Mr. Smith said he was not opposed to helping prosecutors in all cases. “Was somebody found face-down on their keyboard and the I.P. address was going to help identify the killer?” he said. “We’re not free speech absolutists here.”
Steven R. Reed, a spokesman for the Bronx district attorney, Robert T. Johnson, said on Monday that the office had no comment on any investigation related to the subpoenas sent to Room 8. Mr. Reed, however, said it was not uncommon for subpoenas to include nondisclosure language in order to protect an investigation.
In this case, he said, “The district attorney was not aware that a subpoena was sent nor was he aware of the content of the comments, until after the subpoena was sent. The district attorney reviewed the matter, determined that a subpoena was not necessary at this time, and directed that it be withdrawn.”
Because of that withdrawal, Mr. Smith and his lawyers could share court filings in the case and talk about it openly.
In addition to Republican Dissident, prosecutors wanted to identify several other people who chose to post comments anonymously. Some of the comments cited news reports about investigations to support their criticism of Republican officials.

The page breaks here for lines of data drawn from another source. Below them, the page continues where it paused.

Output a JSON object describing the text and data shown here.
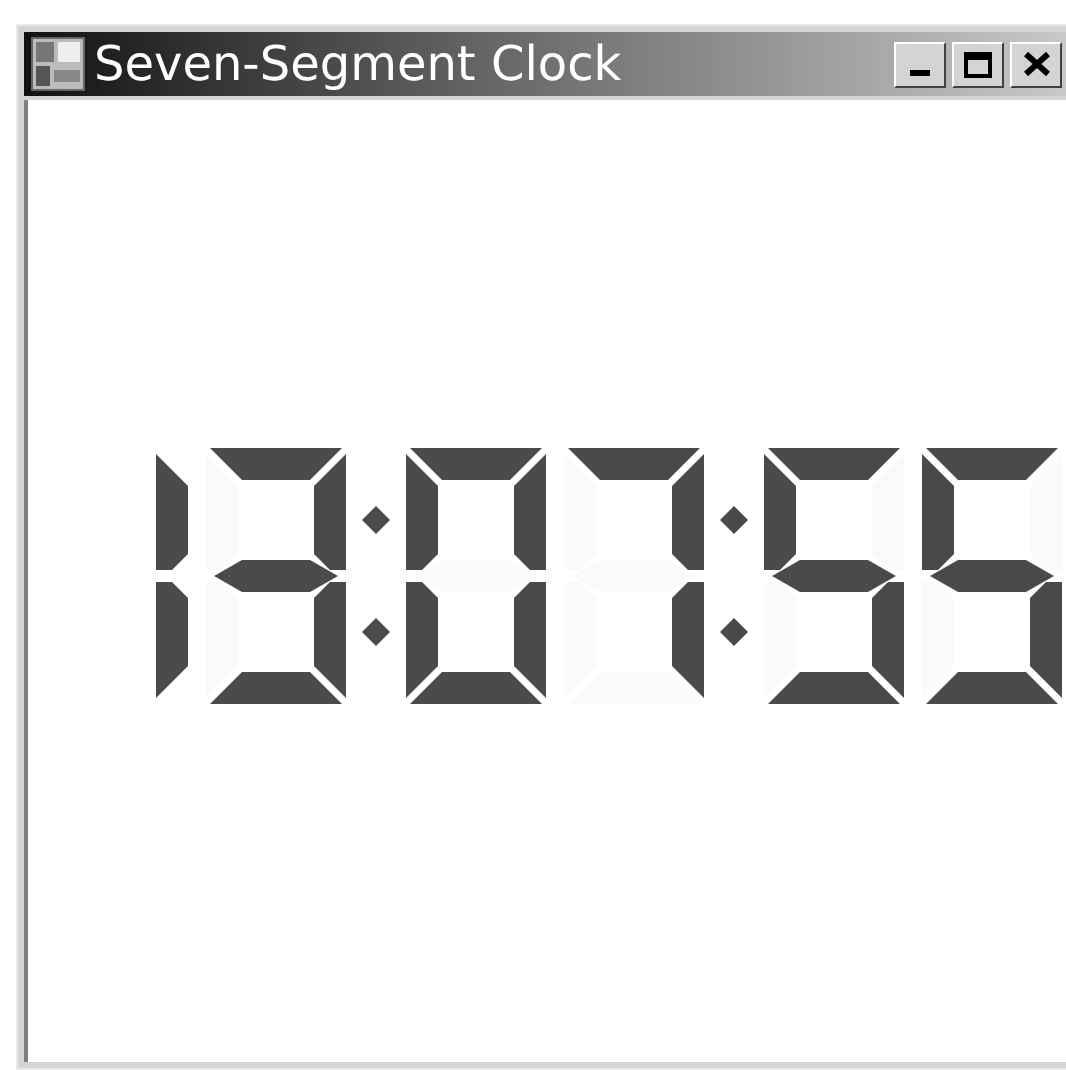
{
  "window": {
    "title": "Seven-Segment Clock"
  },
  "display": {
    "cells": [
      {
        "kind": "half_digit",
        "lit": [
          true,
          true
        ]
      },
      {
        "kind": "digit",
        "lit": [
          true,
          true,
          true,
          true,
          false,
          false,
          true
        ]
      },
      {
        "kind": "colon"
      },
      {
        "kind": "digit",
        "lit": [
          true,
          true,
          true,
          true,
          true,
          true,
          false
        ]
      },
      {
        "kind": "digit",
        "lit": [
          true,
          true,
          true,
          false,
          false,
          false,
          false
        ]
      },
      {
        "kind": "colon"
      },
      {
        "kind": "digit",
        "lit": [
          true,
          false,
          true,
          true,
          false,
          true,
          true
        ]
      },
      {
        "kind": "digit",
        "lit": [
          true,
          false,
          true,
          true,
          false,
          true,
          true
        ]
      }
    ]
  }
}
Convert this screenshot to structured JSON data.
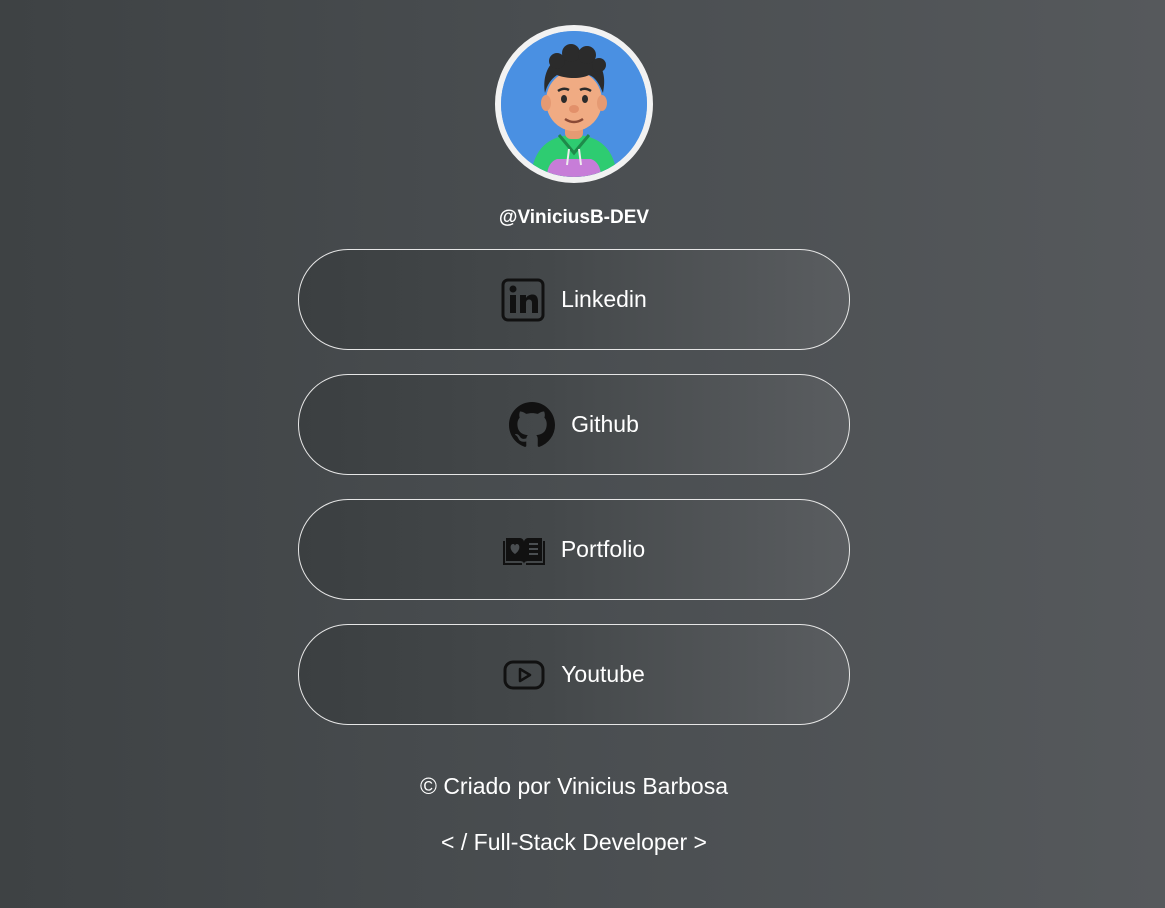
{
  "profile": {
    "handle": "@ViniciusB-DEV"
  },
  "links": [
    {
      "label": "Linkedin",
      "icon": "linkedin-icon"
    },
    {
      "label": "Github",
      "icon": "github-icon"
    },
    {
      "label": "Portfolio",
      "icon": "open-book-icon"
    },
    {
      "label": "Youtube",
      "icon": "youtube-icon"
    }
  ],
  "footer": {
    "credit": "© Criado por Vinicius Barbosa",
    "tagline": "< / Full-Stack Developer >"
  },
  "colors": {
    "background": "#4a4e51",
    "avatar_bg": "#4a90e2",
    "button_border": "#e6e6e6",
    "text": "#ffffff"
  }
}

The prospect of helping to unmask some of the commenters on the site made Mr. Smith and Mr. Tsabar nervous.
“If our anonymous bloggers were to learn that we’d been handing out their identities to politicians whom they’ve been criticizing, I think they’d be much less likely to write on the site,” Mr. Smith said.
Mr. Smith and Mr. Tsabar found lawyers willing to represent them free at Public Citizen Litigation Group, a public interest law firm that has been active in other cases involving free speech online.
Pro bono representation was important, Mr. Smith said, because Room 8 does not generate much advertising revenue. Both founders have day jobs unrelated to the site, Mr. Smith as senior political writer at Politico, the online news site devoted to politics, and Mr. Tsabar as vice president at Ketchum, a large public relations firm.
Paul Alan Levy, a lawyer at Public Citizen Litigation Group in Washington who has played a role in many free speech cases involving technology, filed a motion to quash the subpoena and argued that the proceedings should not be secret. Filings in the case are on Public Citizen’s Web site.
“They refused to go anyplace and tell me, what are they investigating, why is this speech relevant,” Mr. Levy said. Prosecutors also opposed posting a note on the blog announcing the subpoena, though they eventually permitted Room 8 to try to send an e-mail message in May to Republican Dissident about it. No one answered, but by then, Republican Dissident had already deleted all of his or her posts from the Room 8 site.
“Generally, people post anonymously sometimes for a good reason, sometimes it’s for a bad reason,” Mr. Levy said.
“We argue for a balancing test,” he continued. “Let the discovery be had when there’s a good reason for it.”